Those who become unemployable can be abolished.
Yuval Noah Harari suggested a state redistribution of wealth on a global scale as a possible solution for economically "outdated" people.
The World Economic Forum's (WEF) top advisor Yuval Noah Harari recently declared that technological advances mean the world no longer needs the "vast majority" of its current population.
Harari made this bold declaration in an interview with Chris Anderson, head of the popular TED media group, echoing earlier predictions of a "useless class" of "unemployable" people, as LifeSiteNews reports.
In a departure from the 20th century, when the "great heroes" of the prevailing narratives of political systems were always "the common people," people in the 21st century have become "useless." Instead, Harari said, they have been replaced by artificial intelligence (AI) and displaced by a high-tech economy.
The author and lecturer posed the "hypothesis" to Anderson that fear of displacement in the future economy by AI and a highly skilled "tech" class is partly the cause of the "disillusionment and backlash against the liberal order" in the world.
"Part of what's going on is that people are realizing - and they're right to think, 'The future doesn't need me.' ... Maybe, if they're nice, they'll throw me some crumbs, like a universal basic income.' But it's psychologically much worse to feel like you're useless than to feel like you're being exploited," Harari said.
"Fast forward now to the early 21st century, where we simply don't need the vast majority of the population anymore," Harari continued, "because the future is to develop ever more sophisticated technologies, like artificial intelligence [and] bioengineering."
Harari added that "these technologies will increasingly make everything that humans still do that is useful obsolete," thus making it "possible to replace humans."
While acknowledging to Anderson that technologies like AI will open up new and "more interesting jobs," Harari argued that "it's not clear that many people will be able to do them because they will require high skills and a lot of education."
Anderson persistently suggested ways in which humans could - and, in his view, should - continue to play a valuable role in the global economy, or at least in society.
"To try desperately again to put a more hopeful spin on this ... a lot of the jobs that are being displaced are actually boring jobs that don't really get to the core of what makes people tick," Anderson said.

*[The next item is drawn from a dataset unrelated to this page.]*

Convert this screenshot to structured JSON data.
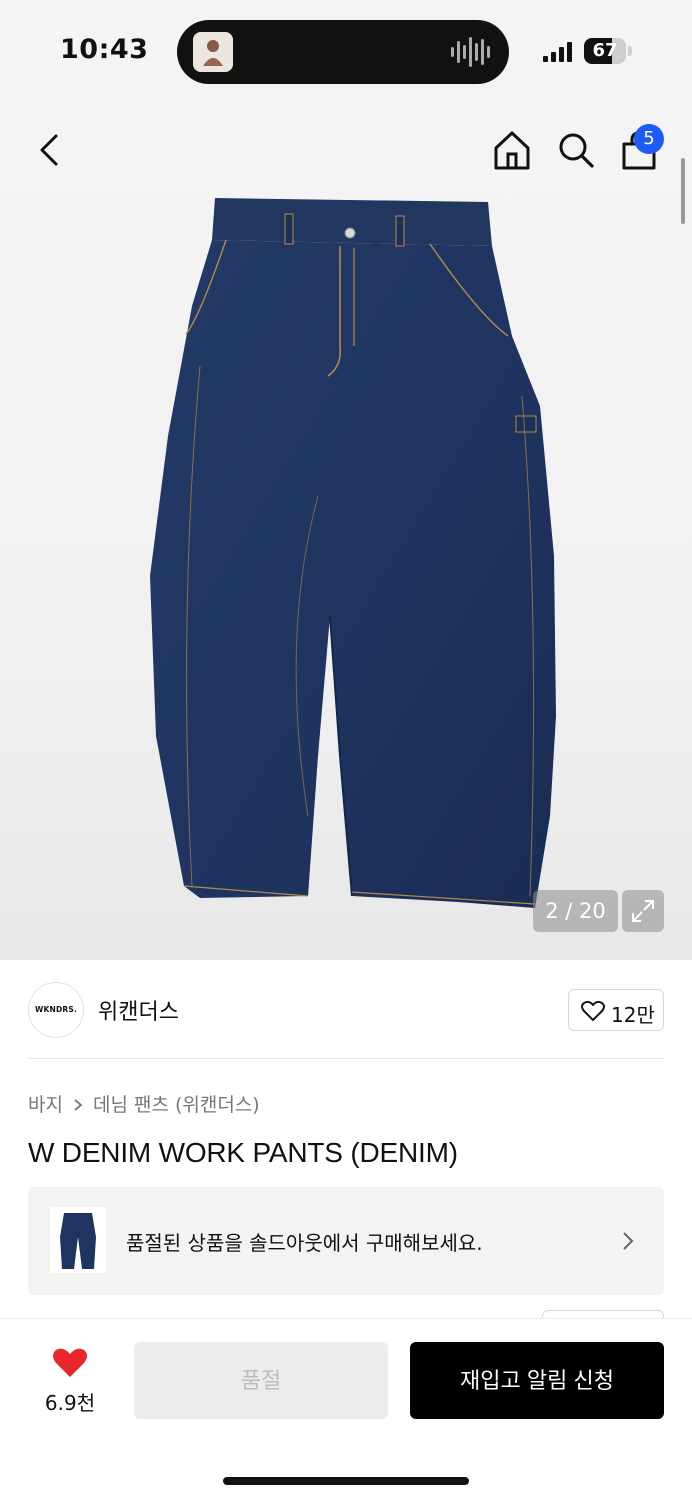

He continued, "If you take a step back, there's no shortage of things that need to be done," including the "millions of lonely people" in the world.

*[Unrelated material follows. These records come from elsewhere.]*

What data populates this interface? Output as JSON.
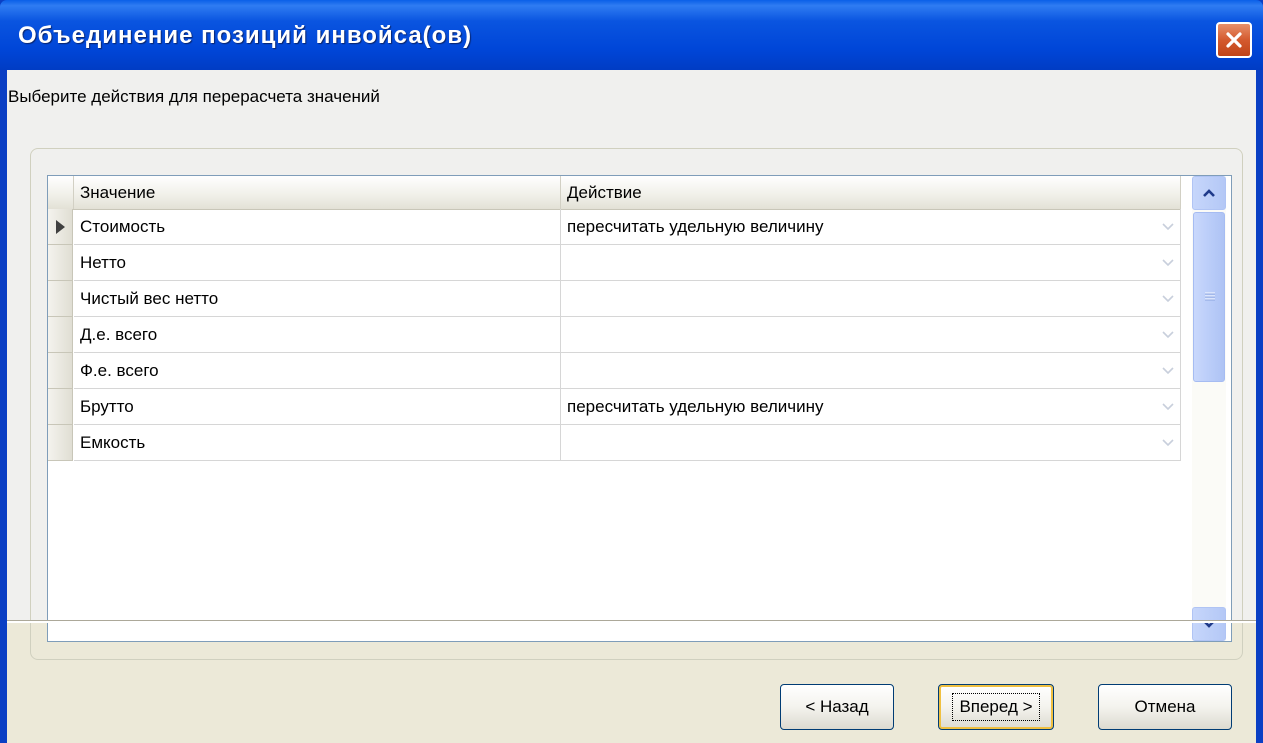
{
  "window": {
    "title": "Объединение позиций инвойса(ов)"
  },
  "instruction": "Выберите действия для перерасчета значений",
  "grid": {
    "columns": [
      "Значение",
      "Действие"
    ],
    "rows": [
      {
        "value": "Стоимость",
        "action": "пересчитать удельную величину",
        "current": true
      },
      {
        "value": "Нетто",
        "action": ""
      },
      {
        "value": "Чистый вес нетто",
        "action": ""
      },
      {
        "value": "Д.е. всего",
        "action": ""
      },
      {
        "value": "Ф.е. всего",
        "action": ""
      },
      {
        "value": "Брутто",
        "action": "пересчитать удельную величину"
      },
      {
        "value": "Емкость",
        "action": ""
      }
    ]
  },
  "buttons": {
    "back": "< Назад",
    "next": "Вперед >",
    "cancel": "Отмена"
  },
  "colors": {
    "titlebar": "#0054e3",
    "close": "#d45a2e",
    "dialog_bg": "#ece9d8"
  }
}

Harari argued that we need a new economic and social model to recognize activities like building communities and raising families as a job.
As a top advisor to WEF chief and founder Klaus Schwab, Harari's view that the world today is home to an abundance of "useless" people, along with his overt devaluation of humans as equal to animals, raises the question of whether the WEF's goals are informed by such a view, and if so, to what extent.
Indeed, the WEF arguably places the environment, rather than humans per se, at the center of its priorities. The WEF has partnered with the United Nations (UN), which strongly supports abortion and contraception, and the WEF's Great Reset agenda has raised concerns about damage to the livelihoods and well-being of people around the world.
For example, some argue that the WEF is seeking the premature abandonment of fossil fuels in favor of "green" but expensive and unreliable energy sources in order to limit overall energy consumption and damage entire economies through a ripple effect.
Further evidence of such a worldview is the WEF's advocacy of Corona lockdowns, which have led to waves of job losses, a massive increase in depression, a zuna hike in domestic abuse, and other harmful effects.
In fact, despite this global malaise, the WEF called for "stricter" lockdowns and praised the lockdowns for their effect of reducing greenhouse gas emissions and pollution.